Excerpted records ▸
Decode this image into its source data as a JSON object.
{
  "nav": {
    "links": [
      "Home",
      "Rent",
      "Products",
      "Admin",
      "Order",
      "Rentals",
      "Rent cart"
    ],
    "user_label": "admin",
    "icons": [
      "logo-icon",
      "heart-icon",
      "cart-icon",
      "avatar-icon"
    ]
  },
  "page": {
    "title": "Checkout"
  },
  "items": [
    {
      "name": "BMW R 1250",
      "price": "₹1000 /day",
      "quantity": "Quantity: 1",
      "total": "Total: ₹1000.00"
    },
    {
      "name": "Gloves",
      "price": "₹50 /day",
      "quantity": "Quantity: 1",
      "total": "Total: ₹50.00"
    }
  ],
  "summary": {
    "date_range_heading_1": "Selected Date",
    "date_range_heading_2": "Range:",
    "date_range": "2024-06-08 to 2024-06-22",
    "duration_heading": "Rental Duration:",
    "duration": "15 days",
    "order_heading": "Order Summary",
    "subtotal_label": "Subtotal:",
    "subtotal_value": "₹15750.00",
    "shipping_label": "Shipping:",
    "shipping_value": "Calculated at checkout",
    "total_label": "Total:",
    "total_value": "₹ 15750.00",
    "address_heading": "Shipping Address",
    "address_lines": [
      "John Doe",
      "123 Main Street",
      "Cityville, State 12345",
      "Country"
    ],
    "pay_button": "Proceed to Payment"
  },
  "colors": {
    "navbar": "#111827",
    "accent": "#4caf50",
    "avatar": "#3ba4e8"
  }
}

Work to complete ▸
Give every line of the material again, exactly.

Output for this exercise ▸
Decode this image into its source data as a JSON object.
{
  "nav": {
    "links": [
      "Home",
      "Rent",
      "Products",
      "Admin",
      "Order",
      "Rentals",
      "Rent cart"
    ],
    "user_label": "admin",
    "icons": [
      "logo-icon",
      "heart-icon",
      "cart-icon",
      "avatar-icon"
    ]
  },
  "page": {
    "title": "Checkout"
  },
  "items": [
    {
      "name": "BMW R 1250",
      "price": "₹1000 /day",
      "quantity": "Quantity: 1",
      "total": "Total: ₹1000.00"
    },
    {
      "name": "Gloves",
      "price": "₹50 /day",
      "quantity": "Quantity: 1",
      "total": "Total: ₹50.00"
    }
  ],
  "summary": {
    "date_range_heading_1": "Selected Date",
    "date_range_heading_2": "Range:",
    "date_range": "2024-06-08 to 2024-06-22",
    "duration_heading": "Rental Duration:",
    "duration": "15 days",
    "order_heading": "Order Summary",
    "subtotal_label": "Subtotal:",
    "subtotal_value": "₹15750.00",
    "shipping_label": "Shipping:",
    "shipping_value": "Calculated at checkout",
    "total_label": "Total:",
    "total_value": "₹ 15750.00",
    "address_heading": "Shipping Address",
    "address_lines": [
      "John Doe",
      "123 Main Street",
      "Cityville, State 12345",
      "Country"
    ],
    "pay_button": "Proceed to Payment"
  },
  "colors": {
    "navbar": "#111827",
    "accent": "#4caf50",
    "avatar": "#3ba4e8"
  }
}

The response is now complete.